__To do__
Go through the data below and retype all of it exactly.

__Records for the exercise__
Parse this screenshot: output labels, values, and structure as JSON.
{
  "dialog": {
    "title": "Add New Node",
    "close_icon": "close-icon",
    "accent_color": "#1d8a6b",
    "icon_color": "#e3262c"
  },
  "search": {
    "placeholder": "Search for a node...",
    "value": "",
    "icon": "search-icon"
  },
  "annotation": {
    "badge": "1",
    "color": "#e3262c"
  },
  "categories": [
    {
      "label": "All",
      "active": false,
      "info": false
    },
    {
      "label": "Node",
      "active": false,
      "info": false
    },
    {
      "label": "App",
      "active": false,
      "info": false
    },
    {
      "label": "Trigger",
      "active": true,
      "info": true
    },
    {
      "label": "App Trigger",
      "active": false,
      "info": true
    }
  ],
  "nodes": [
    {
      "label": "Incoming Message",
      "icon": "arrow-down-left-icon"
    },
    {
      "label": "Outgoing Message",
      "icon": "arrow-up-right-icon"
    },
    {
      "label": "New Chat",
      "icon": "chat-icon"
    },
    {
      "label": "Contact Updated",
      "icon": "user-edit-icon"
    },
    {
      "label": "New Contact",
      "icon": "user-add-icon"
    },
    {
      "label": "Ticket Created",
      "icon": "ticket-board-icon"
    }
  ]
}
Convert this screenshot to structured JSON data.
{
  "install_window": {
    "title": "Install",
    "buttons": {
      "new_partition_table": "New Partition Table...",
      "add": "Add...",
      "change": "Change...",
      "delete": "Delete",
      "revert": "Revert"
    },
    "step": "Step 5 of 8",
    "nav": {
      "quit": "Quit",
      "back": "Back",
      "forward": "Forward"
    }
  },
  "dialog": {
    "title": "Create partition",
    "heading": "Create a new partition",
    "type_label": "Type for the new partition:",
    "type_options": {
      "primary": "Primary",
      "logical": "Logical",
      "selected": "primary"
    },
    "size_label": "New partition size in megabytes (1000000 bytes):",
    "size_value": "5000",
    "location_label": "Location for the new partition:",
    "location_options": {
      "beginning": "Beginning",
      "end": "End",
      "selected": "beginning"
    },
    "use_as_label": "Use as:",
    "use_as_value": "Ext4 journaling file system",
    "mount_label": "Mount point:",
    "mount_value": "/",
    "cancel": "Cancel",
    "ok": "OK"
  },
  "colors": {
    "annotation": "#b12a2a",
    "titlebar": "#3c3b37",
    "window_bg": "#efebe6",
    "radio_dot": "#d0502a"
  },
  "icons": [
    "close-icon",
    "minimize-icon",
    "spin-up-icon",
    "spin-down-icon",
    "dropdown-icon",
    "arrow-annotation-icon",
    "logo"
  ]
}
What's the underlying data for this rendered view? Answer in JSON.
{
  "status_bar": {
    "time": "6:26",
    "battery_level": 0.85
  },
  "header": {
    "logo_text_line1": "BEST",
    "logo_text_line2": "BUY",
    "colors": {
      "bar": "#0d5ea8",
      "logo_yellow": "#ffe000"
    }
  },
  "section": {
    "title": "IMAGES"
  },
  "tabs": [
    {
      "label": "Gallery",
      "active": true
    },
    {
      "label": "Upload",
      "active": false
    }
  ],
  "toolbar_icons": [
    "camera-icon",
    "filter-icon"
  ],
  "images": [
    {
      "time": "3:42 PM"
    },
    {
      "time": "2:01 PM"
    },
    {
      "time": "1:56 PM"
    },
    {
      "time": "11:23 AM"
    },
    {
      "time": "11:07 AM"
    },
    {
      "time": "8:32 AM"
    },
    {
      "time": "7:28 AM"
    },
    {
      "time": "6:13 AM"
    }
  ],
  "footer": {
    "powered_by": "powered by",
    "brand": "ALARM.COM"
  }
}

__Reply to the exercise__
Parse this screenshot: output labels, values, and structure as JSON.
{
  "dialog": {
    "title": "Add New Node",
    "close_icon": "close-icon",
    "accent_color": "#1d8a6b",
    "icon_color": "#e3262c"
  },
  "search": {
    "placeholder": "Search for a node...",
    "value": "",
    "icon": "search-icon"
  },
  "annotation": {
    "badge": "1",
    "color": "#e3262c"
  },
  "categories": [
    {
      "label": "All",
      "active": false,
      "info": false
    },
    {
      "label": "Node",
      "active": false,
      "info": false
    },
    {
      "label": "App",
      "active": false,
      "info": false
    },
    {
      "label": "Trigger",
      "active": true,
      "info": true
    },
    {
      "label": "App Trigger",
      "active": false,
      "info": true
    }
  ],
  "nodes": [
    {
      "label": "Incoming Message",
      "icon": "arrow-down-left-icon"
    },
    {
      "label": "Outgoing Message",
      "icon": "arrow-up-right-icon"
    },
    {
      "label": "New Chat",
      "icon": "chat-icon"
    },
    {
      "label": "Contact Updated",
      "icon": "user-edit-icon"
    },
    {
      "label": "New Contact",
      "icon": "user-add-icon"
    },
    {
      "label": "Ticket Created",
      "icon": "ticket-board-icon"
    }
  ]
}
Convert this screenshot to structured JSON data.
{
  "install_window": {
    "title": "Install",
    "buttons": {
      "new_partition_table": "New Partition Table...",
      "add": "Add...",
      "change": "Change...",
      "delete": "Delete",
      "revert": "Revert"
    },
    "step": "Step 5 of 8",
    "nav": {
      "quit": "Quit",
      "back": "Back",
      "forward": "Forward"
    }
  },
  "dialog": {
    "title": "Create partition",
    "heading": "Create a new partition",
    "type_label": "Type for the new partition:",
    "type_options": {
      "primary": "Primary",
      "logical": "Logical",
      "selected": "primary"
    },
    "size_label": "New partition size in megabytes (1000000 bytes):",
    "size_value": "5000",
    "location_label": "Location for the new partition:",
    "location_options": {
      "beginning": "Beginning",
      "end": "End",
      "selected": "beginning"
    },
    "use_as_label": "Use as:",
    "use_as_value": "Ext4 journaling file system",
    "mount_label": "Mount point:",
    "mount_value": "/",
    "cancel": "Cancel",
    "ok": "OK"
  },
  "colors": {
    "annotation": "#b12a2a",
    "titlebar": "#3c3b37",
    "window_bg": "#efebe6",
    "radio_dot": "#d0502a"
  },
  "icons": [
    "close-icon",
    "minimize-icon",
    "spin-up-icon",
    "spin-down-icon",
    "dropdown-icon",
    "arrow-annotation-icon",
    "logo"
  ]
}
What's the underlying data for this rendered view? Answer in JSON.
{
  "status_bar": {
    "time": "6:26",
    "battery_level": 0.85
  },
  "header": {
    "logo_text_line1": "BEST",
    "logo_text_line2": "BUY",
    "colors": {
      "bar": "#0d5ea8",
      "logo_yellow": "#ffe000"
    }
  },
  "section": {
    "title": "IMAGES"
  },
  "tabs": [
    {
      "label": "Gallery",
      "active": true
    },
    {
      "label": "Upload",
      "active": false
    }
  ],
  "toolbar_icons": [
    "camera-icon",
    "filter-icon"
  ],
  "images": [
    {
      "time": "3:42 PM"
    },
    {
      "time": "2:01 PM"
    },
    {
      "time": "1:56 PM"
    },
    {
      "time": "11:23 AM"
    },
    {
      "time": "11:07 AM"
    },
    {
      "time": "8:32 AM"
    },
    {
      "time": "7:28 AM"
    },
    {
      "time": "6:13 AM"
    }
  ],
  "footer": {
    "powered_by": "powered by",
    "brand": "ALARM.COM"
  }
}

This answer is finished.